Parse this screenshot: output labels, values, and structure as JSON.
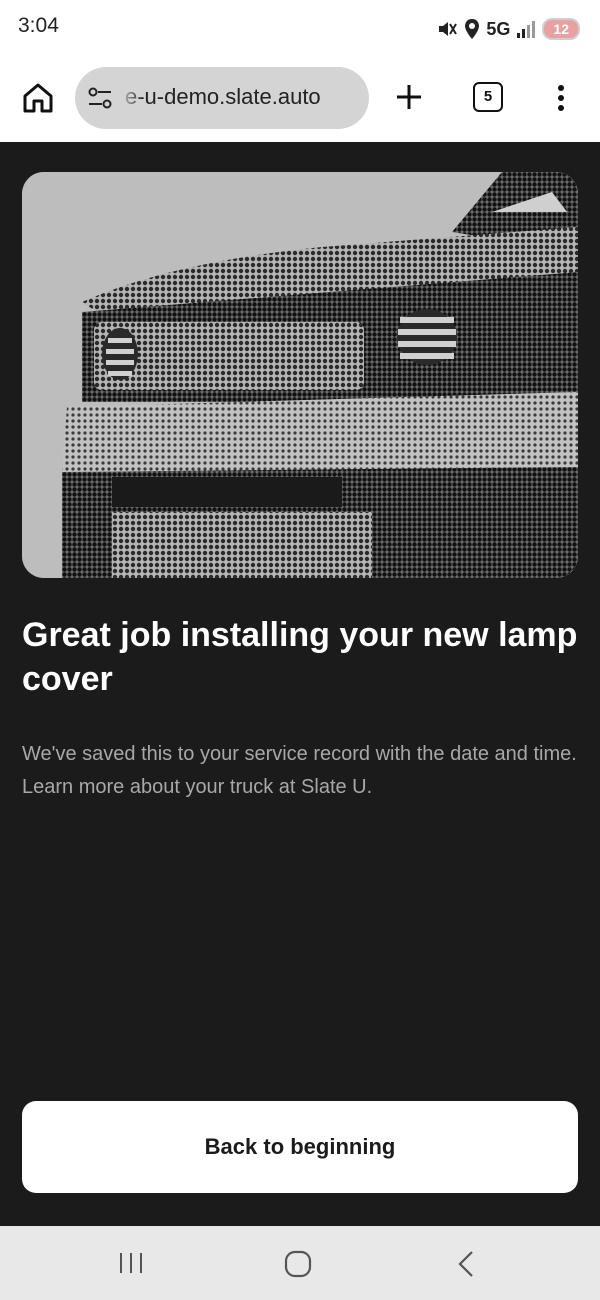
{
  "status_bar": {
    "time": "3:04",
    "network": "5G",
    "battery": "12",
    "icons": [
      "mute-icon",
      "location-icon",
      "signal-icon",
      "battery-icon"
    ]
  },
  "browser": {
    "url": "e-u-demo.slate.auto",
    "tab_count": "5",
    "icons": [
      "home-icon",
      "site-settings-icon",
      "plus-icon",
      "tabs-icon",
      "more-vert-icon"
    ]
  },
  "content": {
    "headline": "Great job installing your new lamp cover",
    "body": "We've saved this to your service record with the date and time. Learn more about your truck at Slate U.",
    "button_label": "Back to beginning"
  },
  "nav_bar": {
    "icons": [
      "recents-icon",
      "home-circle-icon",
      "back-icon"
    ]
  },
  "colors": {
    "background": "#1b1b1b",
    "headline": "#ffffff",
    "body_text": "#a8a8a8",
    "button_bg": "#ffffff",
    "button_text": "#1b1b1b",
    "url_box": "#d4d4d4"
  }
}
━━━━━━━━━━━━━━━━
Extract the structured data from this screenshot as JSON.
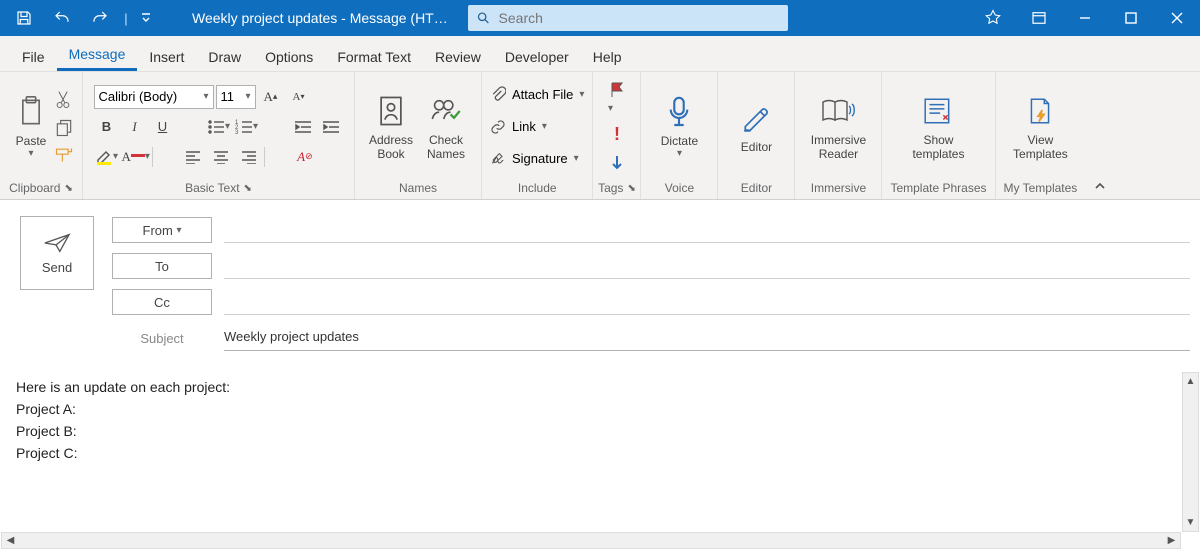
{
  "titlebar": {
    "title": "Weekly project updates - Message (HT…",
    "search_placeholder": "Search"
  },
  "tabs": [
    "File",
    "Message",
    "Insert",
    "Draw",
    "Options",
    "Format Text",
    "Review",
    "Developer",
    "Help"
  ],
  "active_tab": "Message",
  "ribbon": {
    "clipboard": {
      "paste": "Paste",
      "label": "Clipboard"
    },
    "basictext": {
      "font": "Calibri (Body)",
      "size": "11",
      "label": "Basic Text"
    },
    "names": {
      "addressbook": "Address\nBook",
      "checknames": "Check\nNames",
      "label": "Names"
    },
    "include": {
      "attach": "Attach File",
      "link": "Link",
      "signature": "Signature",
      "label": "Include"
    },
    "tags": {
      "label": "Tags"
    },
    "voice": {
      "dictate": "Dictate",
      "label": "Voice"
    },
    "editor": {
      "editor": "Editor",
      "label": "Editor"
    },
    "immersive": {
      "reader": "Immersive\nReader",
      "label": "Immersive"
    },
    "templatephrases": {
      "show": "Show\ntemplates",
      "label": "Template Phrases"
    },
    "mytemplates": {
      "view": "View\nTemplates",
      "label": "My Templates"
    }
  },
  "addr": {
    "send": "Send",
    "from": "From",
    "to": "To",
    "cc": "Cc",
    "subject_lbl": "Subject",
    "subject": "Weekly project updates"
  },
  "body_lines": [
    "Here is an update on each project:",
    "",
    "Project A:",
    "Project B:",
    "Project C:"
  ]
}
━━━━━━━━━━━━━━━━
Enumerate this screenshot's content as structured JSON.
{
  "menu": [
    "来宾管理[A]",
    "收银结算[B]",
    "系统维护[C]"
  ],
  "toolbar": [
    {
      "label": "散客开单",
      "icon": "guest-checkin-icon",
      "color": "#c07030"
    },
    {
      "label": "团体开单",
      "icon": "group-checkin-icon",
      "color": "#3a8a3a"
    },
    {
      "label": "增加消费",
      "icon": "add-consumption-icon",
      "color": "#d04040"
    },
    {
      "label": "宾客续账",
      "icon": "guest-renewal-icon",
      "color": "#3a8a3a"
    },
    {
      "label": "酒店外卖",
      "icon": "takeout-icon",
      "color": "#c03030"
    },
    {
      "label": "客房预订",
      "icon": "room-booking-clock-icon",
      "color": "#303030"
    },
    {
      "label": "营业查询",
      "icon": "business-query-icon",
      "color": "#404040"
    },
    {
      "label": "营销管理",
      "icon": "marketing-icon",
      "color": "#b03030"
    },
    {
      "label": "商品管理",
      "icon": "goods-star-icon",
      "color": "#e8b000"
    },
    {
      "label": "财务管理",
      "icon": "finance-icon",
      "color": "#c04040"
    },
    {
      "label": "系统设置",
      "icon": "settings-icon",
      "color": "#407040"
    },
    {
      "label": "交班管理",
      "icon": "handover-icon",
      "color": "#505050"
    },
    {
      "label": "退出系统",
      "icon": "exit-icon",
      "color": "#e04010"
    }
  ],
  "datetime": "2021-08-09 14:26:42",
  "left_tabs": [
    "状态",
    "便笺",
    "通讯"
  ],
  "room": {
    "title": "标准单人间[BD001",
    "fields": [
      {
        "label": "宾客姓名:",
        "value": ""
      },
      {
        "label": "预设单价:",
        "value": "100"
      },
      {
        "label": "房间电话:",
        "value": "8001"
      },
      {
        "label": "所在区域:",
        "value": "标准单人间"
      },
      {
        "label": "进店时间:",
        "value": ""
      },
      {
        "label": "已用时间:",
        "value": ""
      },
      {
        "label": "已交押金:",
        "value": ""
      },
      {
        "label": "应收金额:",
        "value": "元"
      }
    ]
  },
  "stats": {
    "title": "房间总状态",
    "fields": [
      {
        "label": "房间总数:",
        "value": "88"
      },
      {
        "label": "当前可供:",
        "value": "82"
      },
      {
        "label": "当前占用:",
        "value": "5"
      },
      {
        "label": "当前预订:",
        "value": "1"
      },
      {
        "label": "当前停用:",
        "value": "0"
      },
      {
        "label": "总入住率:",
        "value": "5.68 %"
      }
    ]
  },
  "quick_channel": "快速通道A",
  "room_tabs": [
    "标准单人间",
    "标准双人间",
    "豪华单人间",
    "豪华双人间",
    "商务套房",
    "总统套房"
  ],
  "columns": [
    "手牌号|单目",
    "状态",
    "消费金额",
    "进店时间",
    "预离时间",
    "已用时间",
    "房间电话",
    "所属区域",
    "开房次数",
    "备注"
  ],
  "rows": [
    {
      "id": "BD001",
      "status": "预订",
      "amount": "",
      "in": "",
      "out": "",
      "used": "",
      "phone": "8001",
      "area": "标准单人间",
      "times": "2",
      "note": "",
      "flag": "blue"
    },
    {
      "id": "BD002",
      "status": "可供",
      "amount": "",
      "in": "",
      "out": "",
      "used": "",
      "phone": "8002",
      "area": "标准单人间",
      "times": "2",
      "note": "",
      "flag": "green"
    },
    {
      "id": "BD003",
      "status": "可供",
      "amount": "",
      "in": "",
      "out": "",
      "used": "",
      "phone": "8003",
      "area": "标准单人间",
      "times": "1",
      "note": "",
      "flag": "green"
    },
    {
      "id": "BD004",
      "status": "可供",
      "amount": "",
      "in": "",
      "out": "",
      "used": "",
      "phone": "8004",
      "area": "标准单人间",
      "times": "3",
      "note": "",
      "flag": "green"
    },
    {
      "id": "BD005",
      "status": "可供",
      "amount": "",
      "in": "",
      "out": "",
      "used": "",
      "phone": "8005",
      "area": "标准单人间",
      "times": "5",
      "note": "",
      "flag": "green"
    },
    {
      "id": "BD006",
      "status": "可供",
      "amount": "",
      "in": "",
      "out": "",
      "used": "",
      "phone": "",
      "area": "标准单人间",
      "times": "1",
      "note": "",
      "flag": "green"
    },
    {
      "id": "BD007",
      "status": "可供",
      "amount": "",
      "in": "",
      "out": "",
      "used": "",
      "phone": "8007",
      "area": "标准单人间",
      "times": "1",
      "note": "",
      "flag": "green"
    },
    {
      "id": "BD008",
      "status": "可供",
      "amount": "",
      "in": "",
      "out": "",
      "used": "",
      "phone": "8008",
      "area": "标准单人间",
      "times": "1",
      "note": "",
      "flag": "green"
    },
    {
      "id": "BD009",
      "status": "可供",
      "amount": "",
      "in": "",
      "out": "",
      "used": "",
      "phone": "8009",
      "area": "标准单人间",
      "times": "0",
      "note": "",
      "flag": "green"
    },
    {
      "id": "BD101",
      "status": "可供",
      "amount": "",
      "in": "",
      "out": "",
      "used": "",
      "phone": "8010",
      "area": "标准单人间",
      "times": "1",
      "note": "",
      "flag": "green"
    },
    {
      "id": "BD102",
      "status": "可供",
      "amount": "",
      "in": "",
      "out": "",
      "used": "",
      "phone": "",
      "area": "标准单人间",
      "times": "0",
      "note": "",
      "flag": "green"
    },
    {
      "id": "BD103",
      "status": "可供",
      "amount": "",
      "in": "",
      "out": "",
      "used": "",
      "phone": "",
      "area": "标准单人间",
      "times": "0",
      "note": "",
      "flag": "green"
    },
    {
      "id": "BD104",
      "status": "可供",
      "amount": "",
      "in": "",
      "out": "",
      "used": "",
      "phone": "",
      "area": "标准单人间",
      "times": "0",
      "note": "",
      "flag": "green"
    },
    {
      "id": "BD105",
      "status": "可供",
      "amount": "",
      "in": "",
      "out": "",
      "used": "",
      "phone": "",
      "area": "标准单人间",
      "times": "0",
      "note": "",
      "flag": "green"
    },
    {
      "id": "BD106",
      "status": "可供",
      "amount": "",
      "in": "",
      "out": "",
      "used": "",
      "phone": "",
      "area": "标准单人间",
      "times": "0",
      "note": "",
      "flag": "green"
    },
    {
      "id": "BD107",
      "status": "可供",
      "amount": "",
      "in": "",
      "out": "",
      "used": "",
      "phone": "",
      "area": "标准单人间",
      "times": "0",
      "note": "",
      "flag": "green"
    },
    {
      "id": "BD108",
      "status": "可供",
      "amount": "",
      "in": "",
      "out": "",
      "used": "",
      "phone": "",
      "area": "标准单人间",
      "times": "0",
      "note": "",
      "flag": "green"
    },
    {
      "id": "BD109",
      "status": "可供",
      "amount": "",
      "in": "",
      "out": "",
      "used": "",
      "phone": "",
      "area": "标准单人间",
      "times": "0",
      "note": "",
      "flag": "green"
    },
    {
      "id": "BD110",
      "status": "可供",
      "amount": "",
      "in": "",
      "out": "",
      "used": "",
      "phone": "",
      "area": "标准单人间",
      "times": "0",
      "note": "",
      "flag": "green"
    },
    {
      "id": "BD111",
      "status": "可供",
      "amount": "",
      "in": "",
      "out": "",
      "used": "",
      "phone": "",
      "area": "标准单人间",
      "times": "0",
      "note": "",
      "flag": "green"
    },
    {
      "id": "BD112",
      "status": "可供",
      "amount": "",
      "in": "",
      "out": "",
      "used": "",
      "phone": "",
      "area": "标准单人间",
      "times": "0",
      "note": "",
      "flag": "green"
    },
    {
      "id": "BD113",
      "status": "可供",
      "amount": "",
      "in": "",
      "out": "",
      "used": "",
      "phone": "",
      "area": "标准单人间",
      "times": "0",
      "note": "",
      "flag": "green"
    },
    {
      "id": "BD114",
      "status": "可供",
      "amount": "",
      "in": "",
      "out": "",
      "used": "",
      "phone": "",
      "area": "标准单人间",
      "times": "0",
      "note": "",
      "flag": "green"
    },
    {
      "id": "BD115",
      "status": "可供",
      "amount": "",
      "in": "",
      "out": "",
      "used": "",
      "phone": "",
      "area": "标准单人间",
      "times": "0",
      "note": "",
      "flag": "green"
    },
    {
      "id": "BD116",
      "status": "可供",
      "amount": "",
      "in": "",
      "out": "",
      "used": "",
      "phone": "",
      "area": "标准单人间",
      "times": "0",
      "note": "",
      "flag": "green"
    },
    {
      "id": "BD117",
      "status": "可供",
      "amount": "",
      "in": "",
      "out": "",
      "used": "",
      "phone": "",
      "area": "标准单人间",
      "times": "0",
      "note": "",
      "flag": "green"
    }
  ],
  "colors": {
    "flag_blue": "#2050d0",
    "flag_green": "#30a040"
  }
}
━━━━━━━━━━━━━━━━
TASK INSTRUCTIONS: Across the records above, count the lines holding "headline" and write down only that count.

PROBLEM SOLUTION: 2